### EXERCISE PROMPT:
Copy the listing that follows, line for line, without a single difference.

### EXTRACTED DATA:
▽
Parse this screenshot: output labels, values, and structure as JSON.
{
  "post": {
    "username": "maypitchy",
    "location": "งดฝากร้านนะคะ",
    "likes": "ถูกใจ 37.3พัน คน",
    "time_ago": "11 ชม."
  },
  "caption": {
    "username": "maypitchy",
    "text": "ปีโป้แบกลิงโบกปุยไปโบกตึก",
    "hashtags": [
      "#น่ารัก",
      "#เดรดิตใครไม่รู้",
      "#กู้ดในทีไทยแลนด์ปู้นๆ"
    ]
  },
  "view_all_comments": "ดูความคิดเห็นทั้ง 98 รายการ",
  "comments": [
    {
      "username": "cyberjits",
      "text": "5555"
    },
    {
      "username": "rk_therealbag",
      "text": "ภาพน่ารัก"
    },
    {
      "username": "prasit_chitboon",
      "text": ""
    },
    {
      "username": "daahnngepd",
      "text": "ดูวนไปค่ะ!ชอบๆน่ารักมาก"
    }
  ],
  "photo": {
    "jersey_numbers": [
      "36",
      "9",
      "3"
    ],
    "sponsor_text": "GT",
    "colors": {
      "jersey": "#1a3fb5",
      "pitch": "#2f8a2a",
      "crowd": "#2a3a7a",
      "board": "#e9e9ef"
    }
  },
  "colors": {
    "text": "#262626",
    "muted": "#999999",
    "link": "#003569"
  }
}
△
### PROBLEM SOLUTION:
Parse this screenshot: output labels, values, and structure as JSON.
{
  "post": {
    "username": "maypitchy",
    "location": "งดฝากร้านนะคะ",
    "likes": "ถูกใจ 37.3พัน คน",
    "time_ago": "11 ชม."
  },
  "caption": {
    "username": "maypitchy",
    "text": "ปีโป้แบกลิงโบกปุยไปโบกตึก",
    "hashtags": [
      "#น่ารัก",
      "#เดรดิตใครไม่รู้",
      "#กู้ดในทีไทยแลนด์ปู้นๆ"
    ]
  },
  "view_all_comments": "ดูความคิดเห็นทั้ง 98 รายการ",
  "comments": [
    {
      "username": "cyberjits",
      "text": "5555"
    },
    {
      "username": "rk_therealbag",
      "text": "ภาพน่ารัก"
    },
    {
      "username": "prasit_chitboon",
      "text": ""
    },
    {
      "username": "daahnngepd",
      "text": "ดูวนไปค่ะ!ชอบๆน่ารักมาก"
    }
  ],
  "photo": {
    "jersey_numbers": [
      "36",
      "9",
      "3"
    ],
    "sponsor_text": "GT",
    "colors": {
      "jersey": "#1a3fb5",
      "pitch": "#2f8a2a",
      "crowd": "#2a3a7a",
      "board": "#e9e9ef"
    }
  },
  "colors": {
    "text": "#262626",
    "muted": "#999999",
    "link": "#003569"
  }
}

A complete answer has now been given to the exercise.